CGP: I think the best way I can describe it is if you can't tell by the way I communicate, Iím goofy, serious, emotional, strong -- Iím just me. I try to be as transparent as I can be wearing a million different hats to get the job done, but I like to think Iím always the child of immigrant parents working hard every day to make them proud. As it relates to leadership, Iím never above anything. I try to take what I learned in the military about working as a team focused on one goal, not being afraid to roll up my sleeves and do the work. I have six different teams, but I donít refer to them as six different teams, but itís one team. Everything we do is intertwined.
I try to be inclusive and encourage my team to go for whatever it is they want. if they want to grow and opportunities aren't with me, I always try to support them in the ways that will make them better. My legacy should be someone that grew with each new experience and was courageous enough to take risks and inspire others to see greatness in themselves and what they are doing. I think everyone should have a voice. It starts as leaders, it starts with us. We all need to do a better job of listening. I pride myself with taking the time to listen.
WiC: What is your biggest piece of personal advice for women pursuing careers in the comms industry?

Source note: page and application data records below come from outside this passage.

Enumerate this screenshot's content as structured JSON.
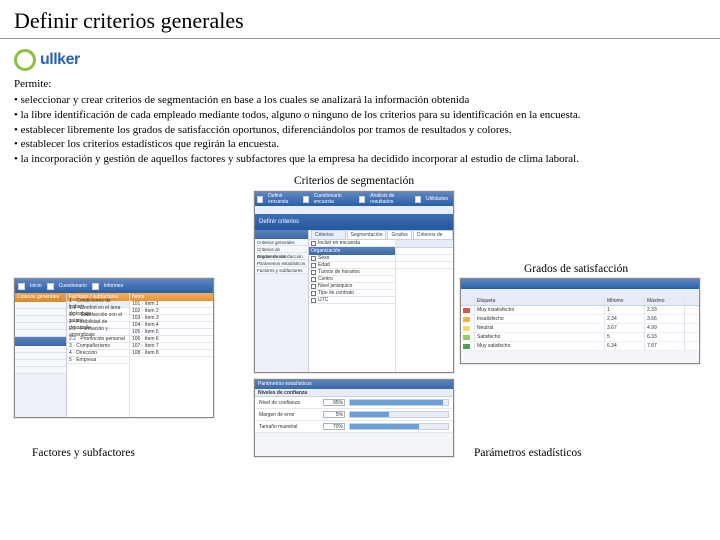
{
  "page_title": "Definir criterios generales",
  "logo_text": "ullker",
  "permite": {
    "head": "Permite:",
    "items": [
      "seleccionar y crear criterios de segmentación en base a los cuales se analizará la información obtenida",
      "la libre identificación de cada empleado mediante todos, alguno o ninguno de los criterios para su identificación en la encuesta.",
      "establecer libremente los grados de satisfacción oportunos, diferenciándolos por tramos de resultados y colores.",
      "establecer los criterios estadísticos que regirán la encuesta.",
      "la incorporación y gestión de aquellos factores y subfactores que la empresa ha decidido incorporar al estudio de clima laboral."
    ]
  },
  "captions": {
    "criteria": "Criterios de segmentación",
    "grades": "Grados de satisfacción",
    "factors": "Factores y subfactores",
    "params": "Parámetros estadísticos"
  },
  "shot_factors": {
    "top_tabs": [
      "Inicio",
      "Cuestionario",
      "Informes"
    ],
    "sidebar_head": "Criterios generales",
    "left_head": "Factores / subfactores",
    "right_head": "Ítems",
    "factors": [
      "1 · Condiciones de trabajo",
      "  1.1 · Confort en el área de trabajo",
      "  1.2 · Satisfacción con el salario",
      "2 · Posibilidad de desarrollo",
      "  2.1 · Formación y aprendizaje",
      "  2.2 · Promoción personal",
      "3 · Compañerismo",
      "4 · Dirección",
      "5 · Empresa"
    ],
    "items": [
      "101 · ítem 1",
      "102 · ítem 2",
      "103 · ítem 3",
      "104 · ítem 4",
      "105 · ítem 5",
      "106 · ítem 6",
      "107 · ítem 7",
      "108 · ítem 8"
    ]
  },
  "shot_criteria": {
    "top_tabs": [
      "Definir encuesta",
      "Cuestionario encuesta",
      "Análisis de resultados",
      "Utilidades"
    ],
    "band2_label": "Definir criterios",
    "side_items": [
      "Criterios generales",
      "Criterios de segmentación",
      "Grados de satisfacción",
      "Parámetros estadísticos",
      "Factores y subfactores"
    ],
    "tabs": [
      "Criterios generales",
      "Segmentación",
      "Grados",
      "Criterios de asignación"
    ],
    "check_label": "Incluir en encuesta",
    "sect_label": "Organización",
    "criteria_items": [
      "Sexo",
      "Edad",
      "Turnos de horarios",
      "Centro",
      "Nivel jerárquico",
      "Tipo de contrato",
      "UTC"
    ]
  },
  "shot_params": {
    "section": "Parámetros estadísticos",
    "subsection": "Niveles de confianza",
    "rows": [
      {
        "label": "Nivel de confianza",
        "value": "95%",
        "pct": 95
      },
      {
        "label": "Margen de error",
        "value": "5%",
        "pct": 40
      },
      {
        "label": "Tamaño muestral",
        "value": "70%",
        "pct": 70
      }
    ]
  },
  "shot_grades": {
    "columns": [
      "",
      "Etiqueta",
      "Mínimo",
      "Máximo"
    ],
    "rows": [
      {
        "color": "#d9534f",
        "label": "Muy insatisfecho",
        "min": "1",
        "max": "2.33"
      },
      {
        "color": "#f0b04a",
        "label": "Insatisfecho",
        "min": "2.34",
        "max": "3.66"
      },
      {
        "color": "#f4df5a",
        "label": "Neutral",
        "min": "3.67",
        "max": "4.99"
      },
      {
        "color": "#8fce5a",
        "label": "Satisfecho",
        "min": "5",
        "max": "6.33"
      },
      {
        "color": "#4aa158",
        "label": "Muy satisfecho",
        "min": "6.34",
        "max": "7.67"
      }
    ]
  }
}
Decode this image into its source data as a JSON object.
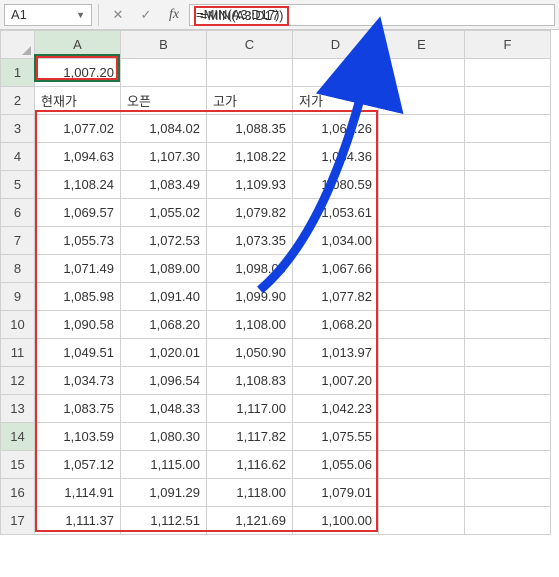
{
  "formula_bar": {
    "name_box": "A1",
    "formula": "=MIN(A3:D17)"
  },
  "columns": [
    "A",
    "B",
    "C",
    "D",
    "E",
    "F"
  ],
  "headers": {
    "c0": "현재가",
    "c1": "오픈",
    "c2": "고가",
    "c3": "저가"
  },
  "result_cell": "1,007.20",
  "rows": [
    {
      "n": "3",
      "a": "1,077.02",
      "b": "1,084.02",
      "c": "1,088.35",
      "d": "1,064.26"
    },
    {
      "n": "4",
      "a": "1,094.63",
      "b": "1,107.30",
      "c": "1,108.22",
      "d": "1,084.36"
    },
    {
      "n": "5",
      "a": "1,108.24",
      "b": "1,083.49",
      "c": "1,109.93",
      "d": "1,080.59"
    },
    {
      "n": "6",
      "a": "1,069.57",
      "b": "1,055.02",
      "c": "1,079.82",
      "d": "1,053.61"
    },
    {
      "n": "7",
      "a": "1,055.73",
      "b": "1,072.53",
      "c": "1,073.35",
      "d": "1,034.00"
    },
    {
      "n": "8",
      "a": "1,071.49",
      "b": "1,089.00",
      "c": "1,098.00",
      "d": "1,067.66"
    },
    {
      "n": "9",
      "a": "1,085.98",
      "b": "1,091.40",
      "c": "1,099.90",
      "d": "1,077.82"
    },
    {
      "n": "10",
      "a": "1,090.58",
      "b": "1,068.20",
      "c": "1,108.00",
      "d": "1,068.20"
    },
    {
      "n": "11",
      "a": "1,049.51",
      "b": "1,020.01",
      "c": "1,050.90",
      "d": "1,013.97"
    },
    {
      "n": "12",
      "a": "1,034.73",
      "b": "1,096.54",
      "c": "1,108.83",
      "d": "1,007.20"
    },
    {
      "n": "13",
      "a": "1,083.75",
      "b": "1,048.33",
      "c": "1,117.00",
      "d": "1,042.23"
    },
    {
      "n": "14",
      "a": "1,103.59",
      "b": "1,080.30",
      "c": "1,117.82",
      "d": "1,075.55"
    },
    {
      "n": "15",
      "a": "1,057.12",
      "b": "1,115.00",
      "c": "1,116.62",
      "d": "1,055.06"
    },
    {
      "n": "16",
      "a": "1,114.91",
      "b": "1,091.29",
      "c": "1,118.00",
      "d": "1,079.01"
    },
    {
      "n": "17",
      "a": "1,111.37",
      "b": "1,112.51",
      "c": "1,121.69",
      "d": "1,100.00"
    }
  ]
}
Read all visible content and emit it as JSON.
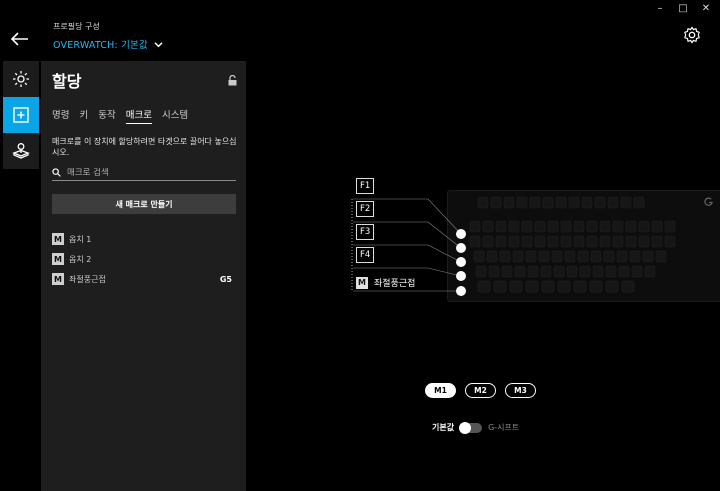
{
  "window": {
    "minimize": "–",
    "maximize": "□",
    "close": "✕"
  },
  "header": {
    "profile_label": "프로필당 구성",
    "profile_name": "OVERWATCH: 기본값"
  },
  "rail": {
    "items": [
      "lighting-icon",
      "assignment-icon",
      "game-mode-icon"
    ]
  },
  "panel": {
    "title": "할당",
    "tabs": [
      "명령",
      "키",
      "동작",
      "매크로",
      "시스템"
    ],
    "active_tab": "매크로",
    "hint": "매크로를 이 장치에 할당하려면 타겟으로 끌어다 놓으십시오.",
    "search_placeholder": "매크로 검색",
    "new_macro_label": "새 매크로 만들기",
    "macros": [
      {
        "badge": "M",
        "name": "옵치 1",
        "key": ""
      },
      {
        "badge": "M",
        "name": "옵치 2",
        "key": ""
      },
      {
        "badge": "M",
        "name": "좌절풍근접",
        "key": "G5"
      }
    ]
  },
  "device": {
    "fkeys": [
      "F1",
      "F2",
      "F3",
      "F4"
    ],
    "assigned": {
      "badge": "M",
      "name": "좌절풍근접"
    }
  },
  "modes": {
    "buttons": [
      "M1",
      "M2",
      "M3"
    ],
    "active": "M1"
  },
  "shift_toggle": {
    "left_label": "기본값",
    "right_label": "G-시프트",
    "state": "off"
  },
  "colors": {
    "accent": "#21b8f0",
    "active_rail": "#0aa5e6",
    "panel": "#1e1e1e"
  }
}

CGP: I had a supervisor that once told me that the most important thing to know is who the players are and donít be afraid to reach out to them. My guys always hear me say that: know the players. You don't have to be the smartest person in the room. Assume you're not. Always be open to learning. Donít be afraid. Be courageous enough to reach out to people. Be kind. Be humble. Understand you're not beneath any type of work. Even in the most menial tasks, there is opportunity. Donít be afraid of change. Embrace it. In moments of change, opportunities present themselves. Be in the driver's seat of your career. Don't be intimidated. I could be intimidated by being a female managing sports content, but I'm not. I'm encouraged by the people around me. I surround myself with strong leaders and teammates. I am consistently challenged to learn and keep up with them.
ó Sarah Thomas, Director, Women in Comms